Research Notes If you want to do research you can check out several books and videos. Jerry Kuhnhausen’s book, The Colt .45 Automatic and AGI’s Video Armorer’s Course are several good sources of information. Kuhnhausen’s books are excellent for Colt 1911 types, and some derivatives. He covers the theory of operation, detail disassembly, checking the firearm parts and assemblies for proper fit and function. He also delves into trouble shooting, and instructions for reassembly. The cross section illustrations and photographs are first rate.
FFL Considerations: All the FFL work was done by the good folks at X-Ring Security in Waipahu. They are friendly, efficient and knowledgeable. I can’t recommend them highly enough. The shop has a large selection of rifles, handguns and ammo. There’s also an indoor range on the premises–the most modern on Oahu.

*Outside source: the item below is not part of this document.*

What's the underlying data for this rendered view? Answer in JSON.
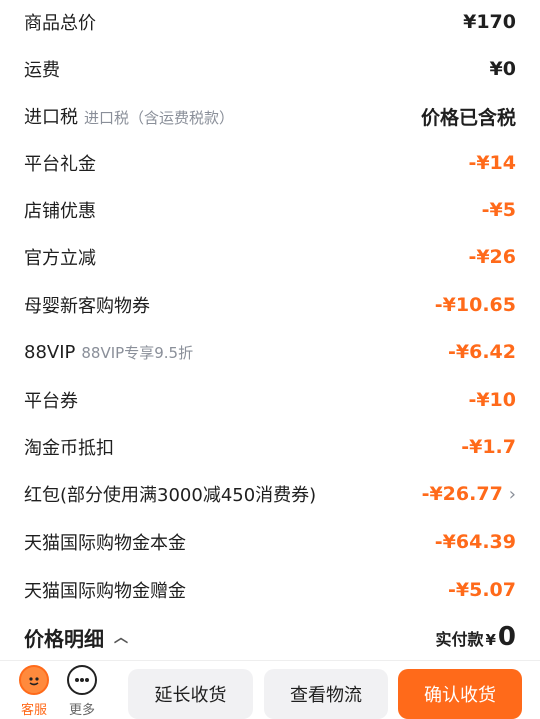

The folks at Caspian were always patient and wonderful to deal with. They also have great products. As alluded to above, their Foster brand frames with tiny blems, sold at a discount, are a bargain. (One of my 1911s is built on a Foster frame and once belonged to the best shooter in the state. It was his backup gun for Camp Perry).
Live and learn. The gun is wickedly accurate but at first there was a problem that needed to be corrected. In testing the pistol, I found that a mixture of wax and gun powder detritus would gum up the throat of the barrel and gather around the rim of the case mouth. The result was that after 20 rounds or so it would stop feeding. This was not an issue I encountered with my other 1911s.
I discussed the issue with Luke McIntyre, KKM Precision president and he suspected (correctly it turned out) that the barrel’s throat had not been reamed out quite enough to contend with the handloads. He volunteered to rectify the matter so I sent the barrel and with a handload round to the factory back in Nevada. He noted the wax buildup in the barrel (my bad) and opened up the throat just a teeny bit, based on the dummy round I’d sent him.
As alluded to before, you also need to be certain that the round is up to spec. If the case mouth is too wide, it may (as in my case) “gum up”.
Mahalo KKM and thanks to everyone who helped contribute to this article.